By Binta A Bah
The high court in Banjul on Friday ruled that the Independent Electoral Commission was right to dismiss the nomination papers of Momodou Sabally, the UDP aspirant for the Busumbala constituency seat in the 9th April National Assembly elections.
Although the court dismissed his appeal, it denied the commission’s request for him to pay legal costs.
Sabally went to the court and asked it to quash the decision of the electoral commission in rejecting his nomination and also prayed to the court to compel the commission to accept his nomination papers.
The IEC said it rejected Mr Sabally’s papers on the grounds that a commission of inquiry made adverse findings against him and asked for him to be banned from holding public office, which recommendation the government accepted in the subsequently released white paper.
In a 40-minute ruling, Justice FA Achibonga stated that he agreed with the decision of the IEC in rejecting Sabally’s nomination and that it was in accordance with the law.
He said the court was satisfied that Sabally is “incompetent” to hold public office after a specific finding against him by a commission of inquiry which banned him from holding public office by reason of defrauding the state.
“The court held that the commission of inquiry did not only make address of findings against the applicant as to make him incompetent to hold public office, the commission actually banned him from being appointed as a director in any state-owned enterprise in The Gambia,” he ruled, adding that there is no evidence to show that the findings of the inquiry against Sabally have been set aside.
“The application [therefore] lacks merits and is therefore dismissed,” he said.
After the ruling was delivered, the IEC lawyer Fatou Jawo, informed the court that the electoral commission was asking for a cost from Sabally.
This was challenged by Sabally’s lawyer Abdoulie Fatty who contended that his client was simply exercising his constitutional rights and awarding cost in this case will stop others from filing such applications.

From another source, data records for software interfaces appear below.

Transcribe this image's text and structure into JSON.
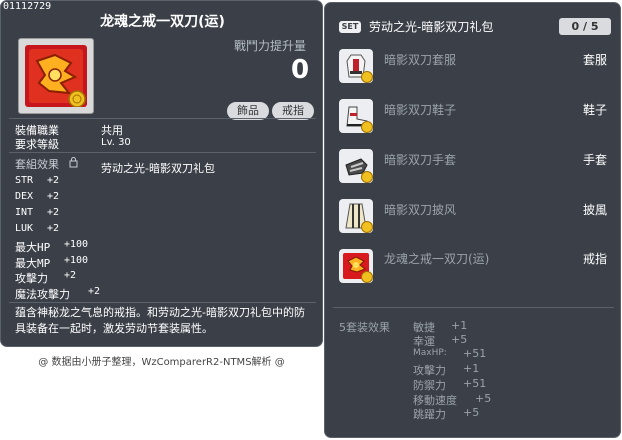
{
  "item": {
    "id": "01112729",
    "title": "龙魂之戒一双刀(运)",
    "power_label": "戰鬥力提升量",
    "power_value": "0",
    "tags": [
      "飾品",
      "戒指"
    ],
    "job_label": "裝備職業",
    "job_value": "共用",
    "level_label": "要求等級",
    "level_value": "Lv. 30",
    "set_label": "套組效果",
    "set_name": "劳动之光-暗影双刀礼包",
    "stats": [
      {
        "name": "STR",
        "value": "+2"
      },
      {
        "name": "DEX",
        "value": "+2"
      },
      {
        "name": "INT",
        "value": "+2"
      },
      {
        "name": "LUK",
        "value": "+2"
      },
      {
        "name": "最大HP",
        "value": "+100"
      },
      {
        "name": "最大MP",
        "value": "+100"
      },
      {
        "name": "攻擊力",
        "value": "+2"
      },
      {
        "name": "魔法攻擊力",
        "value": "+2"
      }
    ],
    "description": "蕴含神秘龙之气息的戒指。和劳动之光-暗影双刀礼包中的防具装备在一起时，激发劳动节套装属性。"
  },
  "footer": "@ 数据由小册子整理，WzComparerR2-NTMS解析 @",
  "set_panel": {
    "badge": "SET",
    "title": "劳动之光-暗影双刀礼包",
    "count": "0 / 5",
    "pieces": [
      {
        "name": "暗影双刀套服",
        "slot": "套服",
        "icon": "outfit-icon"
      },
      {
        "name": "暗影双刀鞋子",
        "slot": "鞋子",
        "icon": "shoes-icon"
      },
      {
        "name": "暗影双刀手套",
        "slot": "手套",
        "icon": "gloves-icon"
      },
      {
        "name": "暗影双刀披风",
        "slot": "披風",
        "icon": "cape-icon"
      },
      {
        "name": "龙魂之戒一双刀(运)",
        "slot": "戒指",
        "icon": "ring-icon"
      }
    ],
    "effect_label": "5套装效果",
    "effects": [
      {
        "name": "敏捷",
        "value": "+1"
      },
      {
        "name": "幸運",
        "value": "+5"
      },
      {
        "name": "MaxHP:",
        "value": "+51"
      },
      {
        "name": "攻擊力",
        "value": "+1"
      },
      {
        "name": "防禦力",
        "value": "+51"
      },
      {
        "name": "移動速度",
        "value": "+5"
      },
      {
        "name": "跳躍力",
        "value": "+5"
      }
    ]
  },
  "colors": {
    "panel": "#3b4048",
    "muted_text": "#9ca2aa",
    "coin": "#f0c020"
  }
}
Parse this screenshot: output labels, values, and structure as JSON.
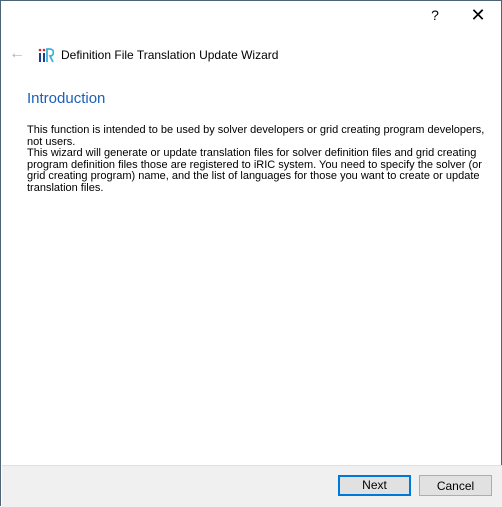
{
  "titlebar": {
    "help_label": "?",
    "close_label": "✕"
  },
  "header": {
    "back_icon": "arrow-left-icon",
    "logo": "iRIC",
    "title": "Definition File Translation Update Wizard"
  },
  "page": {
    "heading": "Introduction",
    "paragraphs": [
      "This function is intended to be used by solver developers or grid creating program developers, not users.",
      "This wizard will generate or update translation files for solver definition files and grid creating program definition files those are registered to iRIC system. You need to specify the solver (or grid creating program) name, and the list of languages for those you want to create or update translation files."
    ]
  },
  "footer": {
    "next_label": "Next",
    "cancel_label": "Cancel"
  },
  "colors": {
    "accent": "#0078d7",
    "heading": "#1c5fba"
  }
}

“This application is not malicious by any means. Any aspiring candidate whose candidature has been rejected by the IEC should have the full confidence to file applications before the courts,” he said.
The judge agreed and said “to award cost in this nature will only discourage the public to be full participants in the democratic process”.